(WHAT IS REQUIRED)
Please find every line of the listing below where "units" occurs and copy it.

[[ SOURCE MATERIAL, beginning ]]

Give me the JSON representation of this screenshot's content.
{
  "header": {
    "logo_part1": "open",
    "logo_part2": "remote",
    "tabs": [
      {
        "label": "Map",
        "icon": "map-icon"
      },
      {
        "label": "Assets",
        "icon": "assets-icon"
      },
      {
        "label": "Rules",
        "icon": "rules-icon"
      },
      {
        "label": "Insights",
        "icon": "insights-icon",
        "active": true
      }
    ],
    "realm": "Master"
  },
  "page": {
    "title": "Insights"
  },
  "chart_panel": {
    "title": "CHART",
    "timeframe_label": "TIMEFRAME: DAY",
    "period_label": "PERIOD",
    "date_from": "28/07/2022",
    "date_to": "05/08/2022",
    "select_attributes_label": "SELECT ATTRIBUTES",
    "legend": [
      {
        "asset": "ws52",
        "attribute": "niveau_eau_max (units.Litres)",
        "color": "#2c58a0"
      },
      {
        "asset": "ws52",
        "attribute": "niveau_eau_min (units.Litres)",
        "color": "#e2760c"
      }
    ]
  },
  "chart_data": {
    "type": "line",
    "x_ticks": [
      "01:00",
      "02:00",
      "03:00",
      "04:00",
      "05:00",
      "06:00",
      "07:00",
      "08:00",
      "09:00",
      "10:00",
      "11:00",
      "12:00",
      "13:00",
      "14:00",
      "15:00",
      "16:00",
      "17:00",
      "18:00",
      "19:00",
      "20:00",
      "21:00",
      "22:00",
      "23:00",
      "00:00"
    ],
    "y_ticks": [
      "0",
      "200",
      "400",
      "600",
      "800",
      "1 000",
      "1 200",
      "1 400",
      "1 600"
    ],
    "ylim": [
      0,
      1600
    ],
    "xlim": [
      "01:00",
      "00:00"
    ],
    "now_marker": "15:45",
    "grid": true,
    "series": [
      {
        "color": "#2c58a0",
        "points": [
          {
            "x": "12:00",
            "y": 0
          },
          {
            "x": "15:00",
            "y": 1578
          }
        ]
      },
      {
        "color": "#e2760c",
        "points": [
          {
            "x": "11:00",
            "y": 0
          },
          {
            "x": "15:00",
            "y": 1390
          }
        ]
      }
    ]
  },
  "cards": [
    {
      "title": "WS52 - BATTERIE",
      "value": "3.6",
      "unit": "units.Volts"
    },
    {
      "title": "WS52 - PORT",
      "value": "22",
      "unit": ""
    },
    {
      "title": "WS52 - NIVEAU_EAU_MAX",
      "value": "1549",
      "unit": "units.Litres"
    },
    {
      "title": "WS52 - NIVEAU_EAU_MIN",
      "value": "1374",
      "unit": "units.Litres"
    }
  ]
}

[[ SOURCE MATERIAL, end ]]
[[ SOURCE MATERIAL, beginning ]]

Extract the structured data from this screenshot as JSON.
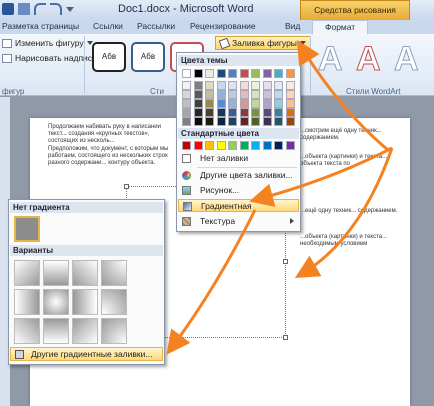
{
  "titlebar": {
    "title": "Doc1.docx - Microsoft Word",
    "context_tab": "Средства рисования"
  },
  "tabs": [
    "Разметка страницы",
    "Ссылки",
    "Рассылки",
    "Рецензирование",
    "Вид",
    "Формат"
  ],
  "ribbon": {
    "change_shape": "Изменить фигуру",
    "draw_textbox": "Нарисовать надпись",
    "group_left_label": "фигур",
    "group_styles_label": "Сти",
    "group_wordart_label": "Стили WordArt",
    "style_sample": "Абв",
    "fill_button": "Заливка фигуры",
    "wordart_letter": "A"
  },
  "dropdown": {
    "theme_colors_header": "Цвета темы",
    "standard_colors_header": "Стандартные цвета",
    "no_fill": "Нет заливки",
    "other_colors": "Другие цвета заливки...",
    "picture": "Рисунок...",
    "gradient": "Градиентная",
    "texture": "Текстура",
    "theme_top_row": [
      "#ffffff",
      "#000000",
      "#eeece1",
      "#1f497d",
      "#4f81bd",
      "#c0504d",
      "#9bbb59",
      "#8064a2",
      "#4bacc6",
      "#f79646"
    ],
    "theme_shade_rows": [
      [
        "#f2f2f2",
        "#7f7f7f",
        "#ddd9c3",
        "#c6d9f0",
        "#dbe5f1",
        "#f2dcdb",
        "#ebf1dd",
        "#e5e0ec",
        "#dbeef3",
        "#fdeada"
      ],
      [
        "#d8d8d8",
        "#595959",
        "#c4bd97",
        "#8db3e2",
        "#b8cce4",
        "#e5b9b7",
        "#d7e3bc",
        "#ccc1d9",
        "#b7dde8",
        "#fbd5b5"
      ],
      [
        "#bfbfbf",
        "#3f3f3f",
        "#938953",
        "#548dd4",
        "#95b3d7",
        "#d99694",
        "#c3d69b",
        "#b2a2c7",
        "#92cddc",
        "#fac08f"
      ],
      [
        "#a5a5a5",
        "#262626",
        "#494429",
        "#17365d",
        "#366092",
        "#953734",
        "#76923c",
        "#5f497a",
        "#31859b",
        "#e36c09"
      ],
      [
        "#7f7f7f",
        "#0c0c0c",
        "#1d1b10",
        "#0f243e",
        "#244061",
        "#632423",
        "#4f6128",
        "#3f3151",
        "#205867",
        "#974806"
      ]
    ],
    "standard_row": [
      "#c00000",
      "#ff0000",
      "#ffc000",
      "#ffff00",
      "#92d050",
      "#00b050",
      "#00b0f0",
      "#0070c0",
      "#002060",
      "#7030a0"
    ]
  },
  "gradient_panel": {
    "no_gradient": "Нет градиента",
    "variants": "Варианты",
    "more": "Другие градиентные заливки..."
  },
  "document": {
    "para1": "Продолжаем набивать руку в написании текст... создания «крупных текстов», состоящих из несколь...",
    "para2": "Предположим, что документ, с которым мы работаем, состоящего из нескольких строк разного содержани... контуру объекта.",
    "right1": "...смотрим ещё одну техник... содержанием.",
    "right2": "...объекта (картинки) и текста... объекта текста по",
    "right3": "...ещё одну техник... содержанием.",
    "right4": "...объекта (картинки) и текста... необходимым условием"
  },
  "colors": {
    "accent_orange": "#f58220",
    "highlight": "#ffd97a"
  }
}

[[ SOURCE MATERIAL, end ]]

(REPLY TO THE EXERCISE)
        "attribute": "niveau_eau_max (units.Litres)",
        "attribute": "niveau_eau_min (units.Litres)",
      "unit": "units.Volts"
      "unit": "units.Litres"
      "unit": "units.Litres"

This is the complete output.